… never happened.
2012 was the year that was meant to put the world as we know it at rest. Much to the disappointment of the apocalypse-enthusiasts amongst us, it looks like we will need to look for another meaningful deadline. And while we wait for another ancient calendar or occult textbookto throw some light on our eschatological expectations, we may, perhaps, try to enjoy our time before the next end of the world is upon us.
Despite the ill-omen attached to all leap years, 2012 has been, after all, a year like many others. The usual carousel of births, marriages and, sadly, deaths will have kept everyone busy. Most Londoners will agree that the Olympics weren’t, after all, as apocalyptic as everyone feared; other places haven’t had it so easy: perhaps the most iconic sights from this year are from the wasteland of Manhattan, when New York City was hit by the unpredicatble force of hurricane Sandy.
When we look at the world today, it may well seem like it is approaching its own demise.
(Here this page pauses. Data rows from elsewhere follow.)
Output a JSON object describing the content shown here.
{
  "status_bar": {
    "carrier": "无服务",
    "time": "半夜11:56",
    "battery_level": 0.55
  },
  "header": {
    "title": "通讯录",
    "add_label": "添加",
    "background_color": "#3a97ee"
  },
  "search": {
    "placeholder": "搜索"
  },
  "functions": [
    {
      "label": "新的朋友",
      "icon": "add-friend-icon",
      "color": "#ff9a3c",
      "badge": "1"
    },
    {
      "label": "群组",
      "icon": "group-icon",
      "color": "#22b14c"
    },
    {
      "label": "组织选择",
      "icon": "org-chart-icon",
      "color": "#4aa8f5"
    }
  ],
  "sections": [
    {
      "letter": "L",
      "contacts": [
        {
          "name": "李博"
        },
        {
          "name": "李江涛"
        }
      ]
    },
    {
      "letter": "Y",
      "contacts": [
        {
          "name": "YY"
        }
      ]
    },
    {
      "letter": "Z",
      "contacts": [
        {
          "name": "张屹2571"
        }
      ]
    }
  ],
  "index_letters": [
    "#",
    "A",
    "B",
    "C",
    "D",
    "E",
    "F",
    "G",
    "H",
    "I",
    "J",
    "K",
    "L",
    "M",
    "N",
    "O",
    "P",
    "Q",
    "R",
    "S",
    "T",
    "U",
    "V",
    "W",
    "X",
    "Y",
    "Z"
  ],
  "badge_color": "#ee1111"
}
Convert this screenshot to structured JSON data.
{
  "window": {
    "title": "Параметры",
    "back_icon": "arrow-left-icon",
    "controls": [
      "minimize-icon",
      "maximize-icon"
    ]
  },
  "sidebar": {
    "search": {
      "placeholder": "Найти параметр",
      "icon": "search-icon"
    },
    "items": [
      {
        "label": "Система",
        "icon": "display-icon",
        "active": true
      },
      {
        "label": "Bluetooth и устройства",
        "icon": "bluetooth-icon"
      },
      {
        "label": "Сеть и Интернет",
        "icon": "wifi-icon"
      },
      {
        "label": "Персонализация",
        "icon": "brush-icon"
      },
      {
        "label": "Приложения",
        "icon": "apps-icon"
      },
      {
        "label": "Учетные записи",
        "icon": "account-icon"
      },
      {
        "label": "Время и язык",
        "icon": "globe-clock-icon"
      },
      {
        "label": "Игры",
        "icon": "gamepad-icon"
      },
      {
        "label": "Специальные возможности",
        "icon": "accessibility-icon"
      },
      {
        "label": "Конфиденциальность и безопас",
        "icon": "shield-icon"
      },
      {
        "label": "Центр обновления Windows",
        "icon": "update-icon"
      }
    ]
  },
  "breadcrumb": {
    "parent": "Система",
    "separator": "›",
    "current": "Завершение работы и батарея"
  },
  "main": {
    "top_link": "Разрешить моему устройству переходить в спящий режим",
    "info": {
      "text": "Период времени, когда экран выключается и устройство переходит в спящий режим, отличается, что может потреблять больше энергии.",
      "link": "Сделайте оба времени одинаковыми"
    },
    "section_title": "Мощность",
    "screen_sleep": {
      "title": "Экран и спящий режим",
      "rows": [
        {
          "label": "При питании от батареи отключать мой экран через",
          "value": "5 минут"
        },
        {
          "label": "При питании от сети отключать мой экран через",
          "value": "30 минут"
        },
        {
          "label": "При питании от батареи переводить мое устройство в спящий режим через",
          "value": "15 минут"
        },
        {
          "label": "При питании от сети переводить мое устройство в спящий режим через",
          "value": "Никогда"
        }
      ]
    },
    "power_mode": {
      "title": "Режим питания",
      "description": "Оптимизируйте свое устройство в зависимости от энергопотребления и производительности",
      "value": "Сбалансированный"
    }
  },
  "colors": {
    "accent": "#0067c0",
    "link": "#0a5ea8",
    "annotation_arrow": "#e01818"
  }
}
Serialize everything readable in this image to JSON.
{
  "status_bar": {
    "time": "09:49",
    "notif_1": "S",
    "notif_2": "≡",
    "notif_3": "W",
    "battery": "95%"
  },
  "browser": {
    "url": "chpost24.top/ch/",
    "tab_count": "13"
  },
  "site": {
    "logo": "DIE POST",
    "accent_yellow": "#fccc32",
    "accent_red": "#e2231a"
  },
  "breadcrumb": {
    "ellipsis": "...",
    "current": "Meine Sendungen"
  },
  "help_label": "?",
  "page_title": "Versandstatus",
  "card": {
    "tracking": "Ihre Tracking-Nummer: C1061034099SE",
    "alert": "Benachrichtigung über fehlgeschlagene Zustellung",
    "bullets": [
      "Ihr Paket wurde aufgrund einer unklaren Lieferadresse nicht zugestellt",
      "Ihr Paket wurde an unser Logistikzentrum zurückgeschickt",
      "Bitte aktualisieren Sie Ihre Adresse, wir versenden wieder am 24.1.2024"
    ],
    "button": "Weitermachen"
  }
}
The Middle-East does not appear to be more settled than it did this time last year, though glimmers of hopes signal that things may, one day be different. If I had to give a personality of the year award, it would have to go to Malala Yousafzai, the young Pakistani girl who has defied the Taliban by exercising her right to go to school.
So as we get ready to celebrate the fact that we are, in spite of natural disasters, ongoing recession, failed Mayan predictions, and Olympic games, still alive, we may want to start the new year with some positive energy. It should be an easy job for me… I will be eating Caribbean food, drinking rum and listening to Raggae music under the moonlight rays and star-studded sky of Montego Bay, Jamaica.
Wherever you might be celebrating your New Year’s Eve, I would love to hear from you. And if we may, let’s rerun last year’s experiment. Whether it’s fireworks or policemen, dancing children or sleeping husbands… share it with us.
So what was the first thing you saw after midnight?